non-toxic

Cleaner Yoga

Kimberly Delaney by Kimberly Delaney | May 10th, 2012 | No Comments
topic: Fitness, Health & Wellness, Yoga | tags: athlete's feet, athlete's foot, bacteria, bare feet, feet, foot fungus, green cleaning, how clean yoga mat, non-toxic, nontoxic toys, toenail fungus, Yoga, yoga mat cleaner, yoga mats, yoga_positions

If yoga is supposed to be all about connecting mind, body, and spirit, why is it that the first thing I think of at the start of every yoga class is how much I need a pedicure? This not-so-spiritual thought leads logically into looking around at everyone else’s feet, a bad idea in general and especially in yoga class.

Even Yoga Journal admits there is a problem — athlete’s foot running rampant through yoga studios. The symptoms are cracked, itchy, peeling and sometimes blistered skin. Mmmmm. Let athlete’s foot run its course, and pretty soon you’ll be the proud owner of even less attractive and harder to treat toenail fungus. Here’s how to avoid this yogi’s nightmare.

Summer Breeze, Makes Me Feel Fine

Cheryl Terrace by Cheryl Terrace | July 12th, 2011 | 3 Comments
topic: Green Living | tags: air, air fresheners, apartment, breeze, chemicals, clean, fresh, home, house, non-toxic, open windows, scented candles, scents, smells, summer, toxins, ventilation, wind

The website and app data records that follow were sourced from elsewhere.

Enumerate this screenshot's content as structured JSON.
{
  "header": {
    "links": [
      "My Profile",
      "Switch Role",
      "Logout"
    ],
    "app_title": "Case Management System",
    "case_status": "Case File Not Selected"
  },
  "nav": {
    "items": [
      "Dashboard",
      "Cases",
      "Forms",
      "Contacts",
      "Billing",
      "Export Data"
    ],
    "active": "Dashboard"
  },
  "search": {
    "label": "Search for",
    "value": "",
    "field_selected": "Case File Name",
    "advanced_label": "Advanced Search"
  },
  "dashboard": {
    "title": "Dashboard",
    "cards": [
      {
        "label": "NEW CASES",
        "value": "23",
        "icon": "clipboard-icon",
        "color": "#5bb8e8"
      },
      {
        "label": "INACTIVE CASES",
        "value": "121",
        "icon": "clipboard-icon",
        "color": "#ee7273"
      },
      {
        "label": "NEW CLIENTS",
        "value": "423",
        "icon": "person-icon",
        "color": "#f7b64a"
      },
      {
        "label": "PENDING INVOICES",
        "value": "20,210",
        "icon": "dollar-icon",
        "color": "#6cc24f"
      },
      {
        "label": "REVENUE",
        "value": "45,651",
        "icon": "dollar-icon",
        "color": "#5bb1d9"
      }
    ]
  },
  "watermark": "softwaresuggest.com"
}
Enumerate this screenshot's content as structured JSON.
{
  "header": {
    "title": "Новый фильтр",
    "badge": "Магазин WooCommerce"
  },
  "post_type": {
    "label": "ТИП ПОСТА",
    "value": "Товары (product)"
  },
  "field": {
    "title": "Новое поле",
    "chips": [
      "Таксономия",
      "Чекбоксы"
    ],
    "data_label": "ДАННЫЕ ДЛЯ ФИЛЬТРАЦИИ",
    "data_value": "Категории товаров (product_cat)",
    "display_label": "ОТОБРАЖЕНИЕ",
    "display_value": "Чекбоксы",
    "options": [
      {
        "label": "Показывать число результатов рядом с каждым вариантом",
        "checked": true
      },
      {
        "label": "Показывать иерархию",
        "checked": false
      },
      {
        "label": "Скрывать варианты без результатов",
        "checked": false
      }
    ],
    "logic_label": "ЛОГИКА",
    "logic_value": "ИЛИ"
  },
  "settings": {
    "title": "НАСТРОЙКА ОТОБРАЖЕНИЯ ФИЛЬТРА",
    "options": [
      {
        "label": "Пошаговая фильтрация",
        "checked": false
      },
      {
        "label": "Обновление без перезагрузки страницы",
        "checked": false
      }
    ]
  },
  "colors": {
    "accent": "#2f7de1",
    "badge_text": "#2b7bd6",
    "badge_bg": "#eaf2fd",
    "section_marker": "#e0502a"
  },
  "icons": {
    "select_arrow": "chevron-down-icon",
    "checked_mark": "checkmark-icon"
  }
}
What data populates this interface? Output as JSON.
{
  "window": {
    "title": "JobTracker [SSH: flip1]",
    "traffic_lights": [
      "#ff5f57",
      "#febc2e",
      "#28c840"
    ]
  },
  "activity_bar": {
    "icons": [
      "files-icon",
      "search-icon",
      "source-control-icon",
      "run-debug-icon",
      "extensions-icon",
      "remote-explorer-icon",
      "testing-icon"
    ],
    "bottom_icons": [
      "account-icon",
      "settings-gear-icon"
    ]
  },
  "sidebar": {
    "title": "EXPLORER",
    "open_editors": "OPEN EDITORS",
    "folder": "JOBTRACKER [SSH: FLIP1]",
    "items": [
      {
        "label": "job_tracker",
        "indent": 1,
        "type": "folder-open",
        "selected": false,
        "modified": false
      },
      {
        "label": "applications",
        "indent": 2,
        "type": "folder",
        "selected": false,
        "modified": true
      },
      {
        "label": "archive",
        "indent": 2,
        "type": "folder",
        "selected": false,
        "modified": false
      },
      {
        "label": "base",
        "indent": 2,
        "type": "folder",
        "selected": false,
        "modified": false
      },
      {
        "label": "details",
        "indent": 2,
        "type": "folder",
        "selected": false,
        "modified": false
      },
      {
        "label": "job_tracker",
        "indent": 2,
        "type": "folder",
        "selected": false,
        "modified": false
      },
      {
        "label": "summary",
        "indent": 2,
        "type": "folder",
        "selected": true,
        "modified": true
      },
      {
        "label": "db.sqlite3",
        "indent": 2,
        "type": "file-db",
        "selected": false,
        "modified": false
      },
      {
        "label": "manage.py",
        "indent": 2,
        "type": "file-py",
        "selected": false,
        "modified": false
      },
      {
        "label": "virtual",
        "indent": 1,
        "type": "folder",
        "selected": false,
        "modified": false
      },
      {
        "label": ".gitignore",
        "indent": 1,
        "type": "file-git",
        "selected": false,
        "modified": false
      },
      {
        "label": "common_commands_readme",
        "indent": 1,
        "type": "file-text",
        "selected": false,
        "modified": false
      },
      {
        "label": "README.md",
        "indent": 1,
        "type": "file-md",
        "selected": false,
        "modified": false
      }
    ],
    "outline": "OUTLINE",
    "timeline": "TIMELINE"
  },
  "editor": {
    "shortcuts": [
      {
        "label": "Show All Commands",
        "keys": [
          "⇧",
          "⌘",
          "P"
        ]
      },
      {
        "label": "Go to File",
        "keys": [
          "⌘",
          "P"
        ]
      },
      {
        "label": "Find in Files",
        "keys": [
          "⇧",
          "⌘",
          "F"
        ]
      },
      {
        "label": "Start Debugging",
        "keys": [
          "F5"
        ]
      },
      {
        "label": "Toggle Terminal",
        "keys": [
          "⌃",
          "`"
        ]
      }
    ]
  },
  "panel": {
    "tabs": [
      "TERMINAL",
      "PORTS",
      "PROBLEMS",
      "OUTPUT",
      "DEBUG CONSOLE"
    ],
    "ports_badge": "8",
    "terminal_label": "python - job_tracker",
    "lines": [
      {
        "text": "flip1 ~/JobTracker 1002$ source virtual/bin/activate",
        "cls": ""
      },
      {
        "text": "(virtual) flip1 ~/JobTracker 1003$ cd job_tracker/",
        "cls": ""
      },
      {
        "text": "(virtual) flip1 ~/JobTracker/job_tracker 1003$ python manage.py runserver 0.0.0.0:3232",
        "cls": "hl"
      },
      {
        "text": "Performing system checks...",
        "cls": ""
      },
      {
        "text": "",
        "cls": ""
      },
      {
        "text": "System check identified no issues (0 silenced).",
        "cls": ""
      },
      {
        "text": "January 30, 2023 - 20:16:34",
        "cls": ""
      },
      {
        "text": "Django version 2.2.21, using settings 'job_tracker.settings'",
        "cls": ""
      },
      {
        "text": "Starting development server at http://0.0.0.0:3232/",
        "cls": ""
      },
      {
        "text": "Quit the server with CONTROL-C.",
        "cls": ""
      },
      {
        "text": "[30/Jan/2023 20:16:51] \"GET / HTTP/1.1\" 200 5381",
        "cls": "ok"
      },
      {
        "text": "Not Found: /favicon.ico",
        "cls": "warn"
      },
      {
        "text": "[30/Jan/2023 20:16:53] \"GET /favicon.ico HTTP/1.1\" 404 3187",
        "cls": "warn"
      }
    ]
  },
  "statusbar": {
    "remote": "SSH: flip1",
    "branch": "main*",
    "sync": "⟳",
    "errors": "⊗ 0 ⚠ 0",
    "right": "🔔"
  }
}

Summer Breeze

I’m a bit of a fanatic regarding pure air. I once (single-handedly) moved a dresser into the hallway of a charming B&B because of the mothball smell (my boyfriend at the time was not impressed). Admittedly, it has never been easy being me/green — I smell everything! Synthetic perfumes, soaps, laundry detergents, “air fresheners” and other conventional “fresh smells” gag me. (I must have been a bloodhound in a previous life.)

Give Your Manicure a Makeover

Girlfriend@Gaiam by Girlfriend@Gaiam | January 7th, 2011 | 7 Comments
topic: Girlfriend@Gaiam, Green Living | tags: beauty, biodegradable, carcinogens, colors, corn, Cosmetics, cuticle, DBP, dibutyl phthalate, eco-friendly, feet, fingernails, formaldehyde, hands, healthy, manicure, nail polish, natural, non-toxic, nontoxic, orange oil, pedicure, petroleum, pink, pretty, Priti, remover, safe, soy, spa, Spring, toenails, toluene, toxins

Priti non-toxic nail polish
Last night I went out with some girlfriends for a little spa treatment and I turned a few heads when I pulled out my own little travel mani and pedi toolkit, packed with all the essentials including my non-toxic nail polish and nail polish remover. After all, an eco-girl doesn’t have to be less fabulous to be eco-chic.

Affecting Your Reality

Annie B. Bond by Annie B. Bond | October 29th, 2010 | 1 Comment
topic: Green Living, Healthy Home, Inspirational Media, Personal Growth | tags: bathroom, bathtub, chemical-free, cleaner, Deepak Chopra, eco-friendly cleaning supplies, environment, Home Enlightenment, natural solutions, non-toxic, obstacles, passion, perseverance, reality, The Book of Secrets

Empowered woman

Affect your level of commitment

Being able to affect your whole reality at once is the essence of “simultaneous interdependent co-arising.” There is no limit to how far your influence can reach but to find that out you must engage life with passion. When you do anything with passion, you express every aspect of who you are. Passion releases all the energy you possess. If you throw everything you have into a pursuit, your defects and weaknesses are also exposed. Passion brings up everything.

A Guide to Green Air Fresheners

Kimberly Delaney by Kimberly Delaney | December 3rd, 2008 | No Comments
topic: Family Health, Green Living, Health & Wellness, Healthy Home | tags: air fresheners, clean, green cleaning, home, non-toxic, toxins

Most air fresheners do much more to affect our sense of smell than they do to improve the air itself. More to the point, they can pollute your home with a host of chemicals, including phthalates, which work to prolong the life of fragrance. But phthalates have been linked to hormonal and reproductive developmental problems in kids. Air freshener products also typically contain xylene, which affects the nervous system and naphthalene, a suspected carcinogen.